Activity
Return all the entries below exactly, except for the images they hold.

:: Records provided ::

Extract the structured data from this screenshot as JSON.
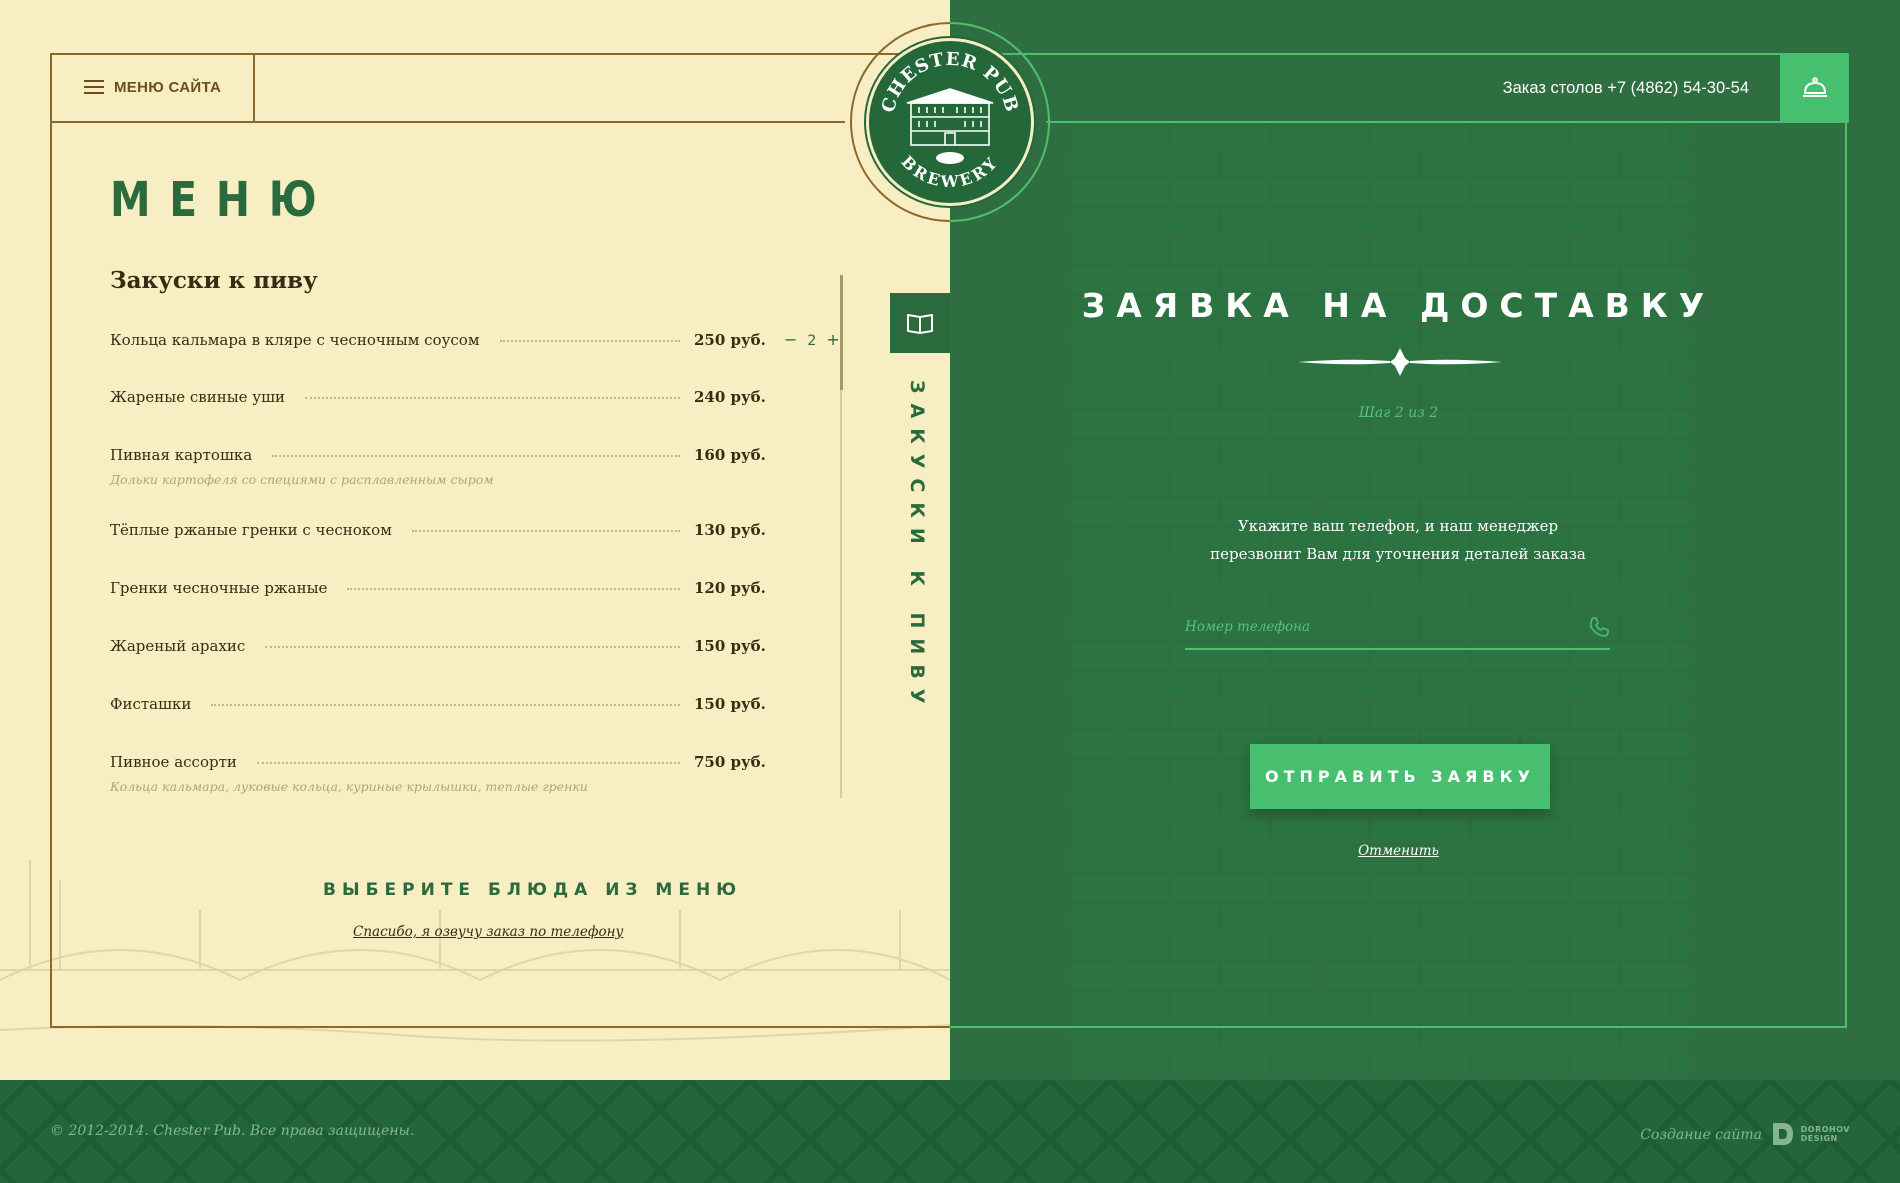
{
  "header": {
    "menu_label": "МЕНЮ САЙТА",
    "reserve_text": "Заказ столов +7 (4862) 54-30-54",
    "bell_icon": "bell-icon"
  },
  "logo": {
    "top_text": "CHESTER PUB",
    "bottom_text": "BREWERY"
  },
  "menu": {
    "title": "МЕНЮ",
    "section_title": "Закуски к пиву",
    "category_tab_label": "ЗАКУСКИ К ПИВУ",
    "items": [
      {
        "name": "Кольца кальмара в кляре с чесночным соусом",
        "price": "250 руб.",
        "desc": "",
        "qty": "2",
        "minus": "−",
        "plus": "+"
      },
      {
        "name": "Жареные свиные уши",
        "price": "240 руб.",
        "desc": ""
      },
      {
        "name": "Пивная картошка",
        "price": "160 руб.",
        "desc": "Дольки картофеля со специями с расплавленным сыром"
      },
      {
        "name": "Тёплые ржаные гренки с чесноком",
        "price": "130 руб.",
        "desc": ""
      },
      {
        "name": "Гренки чесночные ржаные",
        "price": "120 руб.",
        "desc": ""
      },
      {
        "name": "Жареный арахис",
        "price": "150 руб.",
        "desc": ""
      },
      {
        "name": "Фисташки",
        "price": "150 руб.",
        "desc": ""
      },
      {
        "name": "Пивное ассорти",
        "price": "750 руб.",
        "desc": "Кольца кальмара, луковые кольца, куриные крылышки, теплые гренки"
      }
    ],
    "choose_title": "ВЫБЕРИТЕ БЛЮДА ИЗ МЕНЮ",
    "phone_thanks": "Спасибо, я озвучу заказ по телефону"
  },
  "order": {
    "title": "ЗАЯВКА НА ДОСТАВКУ",
    "step": "Шаг 2 из 2",
    "instructions_line1": "Укажите ваш телефон, и наш менеджер",
    "instructions_line2": "перезвонит Вам для уточнения деталей заказа",
    "phone_placeholder": "Номер телефона",
    "phone_value": "",
    "submit_label": "ОТПРАВИТЬ ЗАЯВКУ",
    "cancel_label": "Отменить"
  },
  "footer": {
    "copyright": "© 2012-2014. Chester Pub. Все права защищены.",
    "made_by": "Создание сайта",
    "dev_line1": "DOROHOV",
    "dev_line2": "DESIGN"
  },
  "colors": {
    "accent_green": "#47bf6e",
    "dark_green": "#2a6a3c",
    "cream": "#f8eec4",
    "brown": "#8a6a2c"
  }
}
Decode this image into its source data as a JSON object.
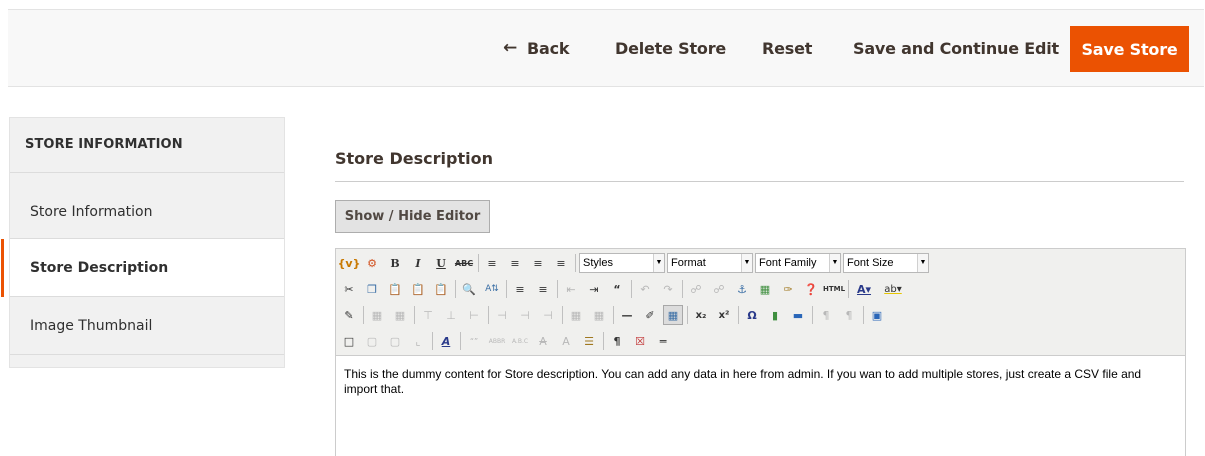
{
  "actions": {
    "back": "Back",
    "delete": "Delete Store",
    "reset": "Reset",
    "save_continue": "Save and Continue Edit",
    "save": "Save Store",
    "accent_color": "#eb5202"
  },
  "sidebar": {
    "title": "STORE INFORMATION",
    "items": [
      {
        "label": "Store Information",
        "active": false
      },
      {
        "label": "Store Description",
        "active": true
      },
      {
        "label": "Image Thumbnail",
        "active": false
      }
    ]
  },
  "main": {
    "section_title": "Store Description",
    "toggle_editor": "Show / Hide Editor"
  },
  "editor": {
    "selects": {
      "styles": "Styles",
      "format": "Format",
      "font_family": "Font Family",
      "font_size": "Font Size"
    },
    "content": "This is the dummy content for Store description. You can add any data in here from admin. If you wan to add multiple stores, just create a CSV file and import that."
  }
}
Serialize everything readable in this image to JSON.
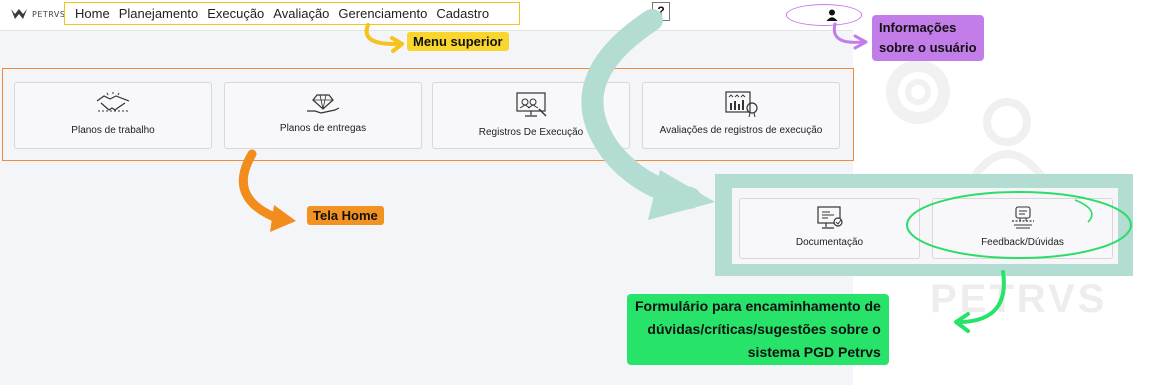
{
  "brand": {
    "name": "PETRVS"
  },
  "menu": {
    "items": [
      "Home",
      "Planejamento",
      "Execução",
      "Avaliação",
      "Gerenciamento",
      "Cadastro"
    ]
  },
  "help": {
    "label": "?"
  },
  "home_cards": [
    {
      "label": "Planos de trabalho",
      "icon": "handshake-icon"
    },
    {
      "label": "Planos de entregas",
      "icon": "diamond-hand-icon"
    },
    {
      "label": "Registros De Execução",
      "icon": "presentation-board-icon"
    },
    {
      "label": "Avaliações de registros de execução",
      "icon": "rating-chart-icon"
    }
  ],
  "help_cards": [
    {
      "label": "Documentação",
      "icon": "document-monitor-icon"
    },
    {
      "label": "Feedback/Dúvidas",
      "icon": "feedback-icon"
    }
  ],
  "annotations": {
    "menu": "Menu superior",
    "home": "Tela Home",
    "user_line1": "Informações",
    "user_line2": "sobre o usuário",
    "form_line1": "Formulário para encaminhamento de",
    "form_line2": "dúvidas/críticas/sugestões sobre o",
    "form_line3": "sistema PGD Petrvs"
  },
  "watermark": {
    "text": "PETRVS"
  },
  "colors": {
    "menu_highlight": "#f2c61f",
    "home_highlight": "#f08a3c",
    "user_highlight": "#c27de8",
    "form_highlight": "#27e36a",
    "panel": "#b3dcd2"
  }
}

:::

Exercise response
Extract the structured data from this screenshot as JSON.
{
  "header": {
    "menu_label": "МЕНЮ САЙТА",
    "reserve_text": "Заказ столов +7 (4862) 54-30-54",
    "bell_icon": "bell-icon"
  },
  "logo": {
    "top_text": "CHESTER PUB",
    "bottom_text": "BREWERY"
  },
  "menu": {
    "title": "МЕНЮ",
    "section_title": "Закуски к пиву",
    "category_tab_label": "ЗАКУСКИ К ПИВУ",
    "items": [
      {
        "name": "Кольца кальмара в кляре с чесночным соусом",
        "price": "250 руб.",
        "desc": "",
        "qty": "2",
        "minus": "−",
        "plus": "+"
      },
      {
        "name": "Жареные свиные уши",
        "price": "240 руб.",
        "desc": ""
      },
      {
        "name": "Пивная картошка",
        "price": "160 руб.",
        "desc": "Дольки картофеля со специями с расплавленным сыром"
      },
      {
        "name": "Тёплые ржаные гренки с чесноком",
        "price": "130 руб.",
        "desc": ""
      },
      {
        "name": "Гренки чесночные ржаные",
        "price": "120 руб.",
        "desc": ""
      },
      {
        "name": "Жареный арахис",
        "price": "150 руб.",
        "desc": ""
      },
      {
        "name": "Фисташки",
        "price": "150 руб.",
        "desc": ""
      },
      {
        "name": "Пивное ассорти",
        "price": "750 руб.",
        "desc": "Кольца кальмара, луковые кольца, куриные крылышки, теплые гренки"
      }
    ],
    "choose_title": "ВЫБЕРИТЕ БЛЮДА ИЗ МЕНЮ",
    "phone_thanks": "Спасибо, я озвучу заказ по телефону"
  },
  "order": {
    "title": "ЗАЯВКА НА ДОСТАВКУ",
    "step": "Шаг 2 из 2",
    "instructions_line1": "Укажите ваш телефон, и наш менеджер",
    "instructions_line2": "перезвонит Вам для уточнения деталей заказа",
    "phone_placeholder": "Номер телефона",
    "phone_value": "",
    "submit_label": "ОТПРАВИТЬ ЗАЯВКУ",
    "cancel_label": "Отменить"
  },
  "footer": {
    "copyright": "© 2012-2014. Chester Pub. Все права защищены.",
    "made_by": "Создание сайта",
    "dev_line1": "DOROHOV",
    "dev_line2": "DESIGN"
  },
  "colors": {
    "accent_green": "#47bf6e",
    "dark_green": "#2a6a3c",
    "cream": "#f8eec4",
    "brown": "#8a6a2c"
  }
}
Decode this image into its source data as a JSON object.
{
  "actions": {
    "back": "Back",
    "delete": "Delete Store",
    "reset": "Reset",
    "save_continue": "Save and Continue Edit",
    "save": "Save Store",
    "accent_color": "#eb5202"
  },
  "sidebar": {
    "title": "STORE INFORMATION",
    "items": [
      {
        "label": "Store Information",
        "active": false
      },
      {
        "label": "Store Description",
        "active": true
      },
      {
        "label": "Image Thumbnail",
        "active": false
      }
    ]
  },
  "main": {
    "section_title": "Store Description",
    "toggle_editor": "Show / Hide Editor"
  },
  "editor": {
    "selects": {
      "styles": "Styles",
      "format": "Format",
      "font_family": "Font Family",
      "font_size": "Font Size"
    },
    "content": "This is the dummy content for Store description. You can add any data in here from admin. If you wan to add multiple stores, just create a CSV file and import that."
  }
}
Serialize everything readable in this image to JSON.
{
  "brand": {
    "name": "PETRVS"
  },
  "menu": {
    "items": [
      "Home",
      "Planejamento",
      "Execução",
      "Avaliação",
      "Gerenciamento",
      "Cadastro"
    ]
  },
  "help": {
    "label": "?"
  },
  "home_cards": [
    {
      "label": "Planos de trabalho",
      "icon": "handshake-icon"
    },
    {
      "label": "Planos de entregas",
      "icon": "diamond-hand-icon"
    },
    {
      "label": "Registros De Execução",
      "icon": "presentation-board-icon"
    },
    {
      "label": "Avaliações de registros de execução",
      "icon": "rating-chart-icon"
    }
  ],
  "help_cards": [
    {
      "label": "Documentação",
      "icon": "document-monitor-icon"
    },
    {
      "label": "Feedback/Dúvidas",
      "icon": "feedback-icon"
    }
  ],
  "annotations": {
    "menu": "Menu superior",
    "home": "Tela Home",
    "user_line1": "Informações",
    "user_line2": "sobre o usuário",
    "form_line1": "Formulário para encaminhamento de",
    "form_line2": "dúvidas/críticas/sugestões sobre o",
    "form_line3": "sistema PGD Petrvs"
  },
  "watermark": {
    "text": "PETRVS"
  },
  "colors": {
    "menu_highlight": "#f2c61f",
    "home_highlight": "#f08a3c",
    "user_highlight": "#c27de8",
    "form_highlight": "#27e36a",
    "panel": "#b3dcd2"
  }
}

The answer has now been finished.